▶ **WORK TO COMPLETE**: Each line below that contains "浙江东日" should be counted. Give only the total.

Page and application data records

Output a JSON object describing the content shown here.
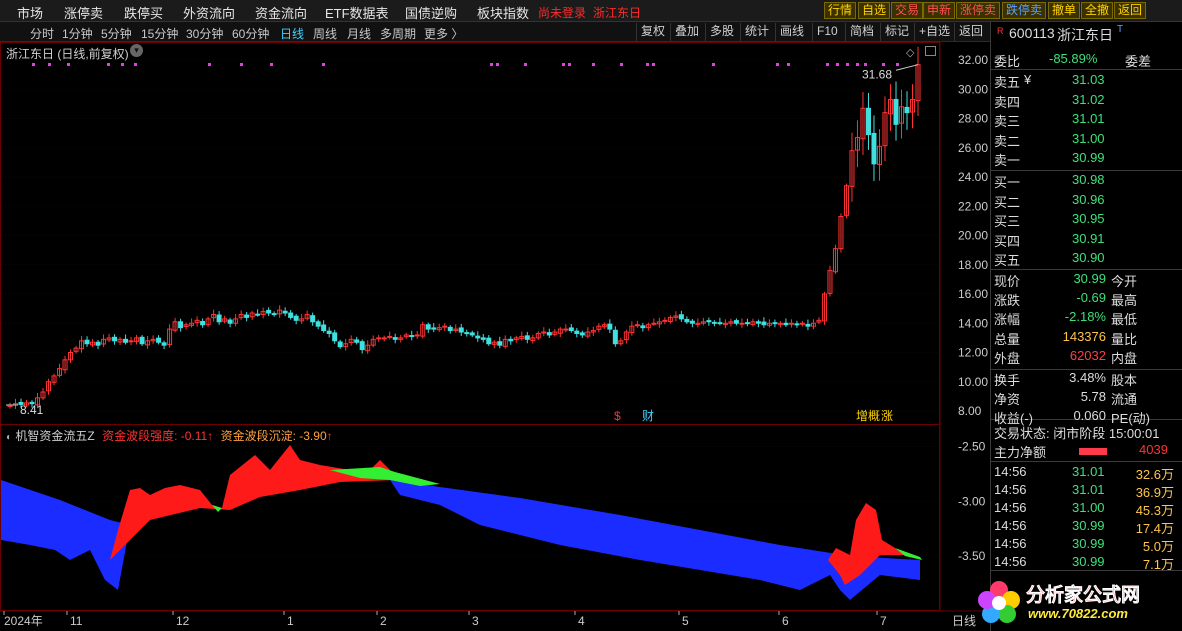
{
  "top_menu": {
    "items": [
      "市场",
      "涨停卖",
      "跌停买",
      "外资流向",
      "资金流向",
      "ETF数据表",
      "国债逆购",
      "板块指数"
    ],
    "login_status": "尚未登录",
    "stock_name_red": "浙江东日",
    "quick_buttons": [
      "行情",
      "自选",
      "交易",
      "申新",
      "涨停卖",
      "跌停卖",
      "撤单",
      "全撤",
      "返回"
    ]
  },
  "period_bar": {
    "periods": [
      "分时",
      "1分钟",
      "5分钟",
      "15分钟",
      "30分钟",
      "60分钟",
      "日线",
      "周线",
      "月线",
      "多周期",
      "更多 〉"
    ],
    "active": "日线",
    "tools": [
      "复权",
      "叠加",
      "多股",
      "统计",
      "画线",
      "F10",
      "简档",
      "标记",
      "+自选",
      "返回"
    ]
  },
  "main_chart": {
    "title": "浙江东日 (日线,前复权)",
    "y_ticks": [
      "32.00",
      "30.00",
      "28.00",
      "26.00",
      "24.00",
      "22.00",
      "20.00",
      "18.00",
      "16.00",
      "14.00",
      "12.00",
      "10.00",
      "8.00"
    ],
    "high_label": "31.68",
    "low_label": "8.41",
    "markers": [
      "$",
      "财",
      "增",
      "概",
      "涨"
    ]
  },
  "indicator": {
    "name": "机智资金流五Z",
    "strength_label": "资金波段强度:",
    "strength_value": "-0.11",
    "sink_label": "资金波段沉淀:",
    "sink_value": "-3.90",
    "arrow": "↑",
    "y_ticks": [
      "-2.50",
      "-3.00",
      "-3.50"
    ]
  },
  "x_axis": {
    "labels": [
      "2024年",
      "11",
      "12",
      "1",
      "2",
      "3",
      "4",
      "5",
      "6",
      "7"
    ],
    "right_label": "日线"
  },
  "quote": {
    "code_flag": "R",
    "code": "600113",
    "name": "浙江东日",
    "name_suffix": "T",
    "weibi_label": "委比",
    "weibi_value": "-85.89%",
    "weicha_label": "委差",
    "asks": [
      {
        "label": "卖五",
        "mark": "¥",
        "price": "31.03"
      },
      {
        "label": "卖四",
        "mark": "",
        "price": "31.02"
      },
      {
        "label": "卖三",
        "mark": "",
        "price": "31.01"
      },
      {
        "label": "卖二",
        "mark": "",
        "price": "31.00"
      },
      {
        "label": "卖一",
        "mark": "",
        "price": "30.99"
      }
    ],
    "bids": [
      {
        "label": "买一",
        "price": "30.98"
      },
      {
        "label": "买二",
        "price": "30.96"
      },
      {
        "label": "买三",
        "price": "30.95"
      },
      {
        "label": "买四",
        "price": "30.91"
      },
      {
        "label": "买五",
        "price": "30.90"
      }
    ],
    "stats": [
      {
        "l": "现价",
        "v": "30.99",
        "c": "#3ee07a",
        "r": "今开"
      },
      {
        "l": "涨跌",
        "v": "-0.69",
        "c": "#3ee07a",
        "r": "最高"
      },
      {
        "l": "涨幅",
        "v": "-2.18%",
        "c": "#3ee07a",
        "r": "最低"
      },
      {
        "l": "总量",
        "v": "143376",
        "c": "#ffc54a",
        "r": "量比"
      },
      {
        "l": "外盘",
        "v": "62032",
        "c": "#ff4040",
        "r": "内盘"
      }
    ],
    "stats2": [
      {
        "l": "换手",
        "v": "3.48%",
        "r": "股本"
      },
      {
        "l": "净资",
        "v": "5.78",
        "r": "流通"
      },
      {
        "l": "收益(-)",
        "v": "0.060",
        "r": "PE(动)"
      }
    ],
    "trade_status": "交易状态: 闭市阶段 15:00:01",
    "main_net_label": "主力净额",
    "main_net_value": "4039",
    "ticks": [
      {
        "t": "14:56",
        "p": "31.01",
        "v": "32.6万",
        "c": "#ffc54a"
      },
      {
        "t": "14:56",
        "p": "31.01",
        "v": "36.9万",
        "c": "#ffc54a"
      },
      {
        "t": "14:56",
        "p": "31.00",
        "v": "45.3万",
        "c": "#ffc54a"
      },
      {
        "t": "14:56",
        "p": "30.99",
        "v": "17.4万",
        "c": "#ffc54a"
      },
      {
        "t": "14:56",
        "p": "30.99",
        "v": "5.0万",
        "c": "#ffc54a"
      },
      {
        "t": "14:56",
        "p": "30.99",
        "v": "7.1万",
        "c": "#ffc54a"
      }
    ]
  },
  "watermark": {
    "title": "分析家公式网",
    "url": "www.70822.com"
  },
  "colors": {
    "up": "#ff3333",
    "down": "#3fe0e0",
    "fund_red": "#ff1a1a",
    "fund_blue": "#1a2cff",
    "fund_green": "#33ee33",
    "grid": "#3a0000"
  },
  "chart_data": {
    "type": "candlestick",
    "period": "daily",
    "series": [
      {
        "name": "close",
        "values": [
          8.41,
          8.5,
          8.45,
          8.55,
          8.5,
          8.9,
          9.3,
          10.0,
          10.4,
          10.9,
          11.5,
          12.0,
          12.3,
          12.8,
          12.6,
          12.7,
          12.5,
          12.9,
          13.0,
          12.8,
          12.9,
          12.7,
          12.8,
          13.0,
          12.6,
          12.8,
          12.9,
          12.7,
          12.5,
          13.6,
          14.1,
          13.7,
          13.9,
          14.0,
          14.2,
          13.9,
          14.3,
          14.6,
          14.1,
          14.3,
          14.0,
          14.3,
          14.6,
          14.4,
          14.7,
          14.6,
          14.8,
          14.7,
          14.6,
          14.9,
          14.7,
          14.4,
          14.2,
          14.3,
          14.6,
          14.1,
          13.8,
          13.5,
          13.3,
          12.8,
          12.4,
          12.6,
          12.9,
          12.7,
          12.2,
          12.5,
          12.9,
          13.0,
          13.0,
          13.1,
          12.9,
          13.0,
          13.2,
          13.1,
          13.2,
          13.9,
          13.6,
          13.6,
          13.7,
          13.8,
          13.5,
          13.6,
          13.4,
          13.3,
          13.2,
          13.0,
          12.9,
          12.6,
          12.7,
          12.5,
          12.9,
          12.8,
          13.0,
          13.1,
          12.9,
          13.0,
          13.3,
          13.4,
          13.2,
          13.4,
          13.6,
          13.6,
          13.5,
          13.3,
          13.2,
          13.4,
          13.5,
          13.8,
          13.9,
          13.6,
          12.6,
          12.8,
          13.4,
          13.8,
          13.9,
          13.7,
          13.9,
          14.0,
          14.1,
          14.2,
          14.4,
          14.5,
          14.3,
          14.1,
          14.0,
          14.0,
          14.1,
          14.1,
          14.0,
          14.0,
          14.0,
          14.1,
          14.0,
          14.0,
          14.0,
          14.1,
          14.0,
          13.9,
          14.0,
          14.0,
          14.0,
          13.9,
          14.0,
          13.9,
          14.0,
          13.8,
          14.0,
          14.2,
          16.0,
          17.6,
          19.1,
          21.3,
          23.4,
          25.8,
          26.7,
          28.7,
          26.9,
          24.9,
          26.1,
          28.4,
          29.3,
          27.6,
          28.8,
          28.4,
          29.3,
          31.68
        ]
      }
    ],
    "ylim": [
      8,
      32
    ],
    "indicator": {
      "name": "机智资金流五Z",
      "series": [
        {
          "name": "资金波段沉淀",
          "last": -3.9
        },
        {
          "name": "资金波段强度",
          "last": -0.11
        }
      ],
      "ylim": [
        -3.9,
        -2.35
      ]
    }
  }
}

▶ **EXERCISE RESPONSE**: 3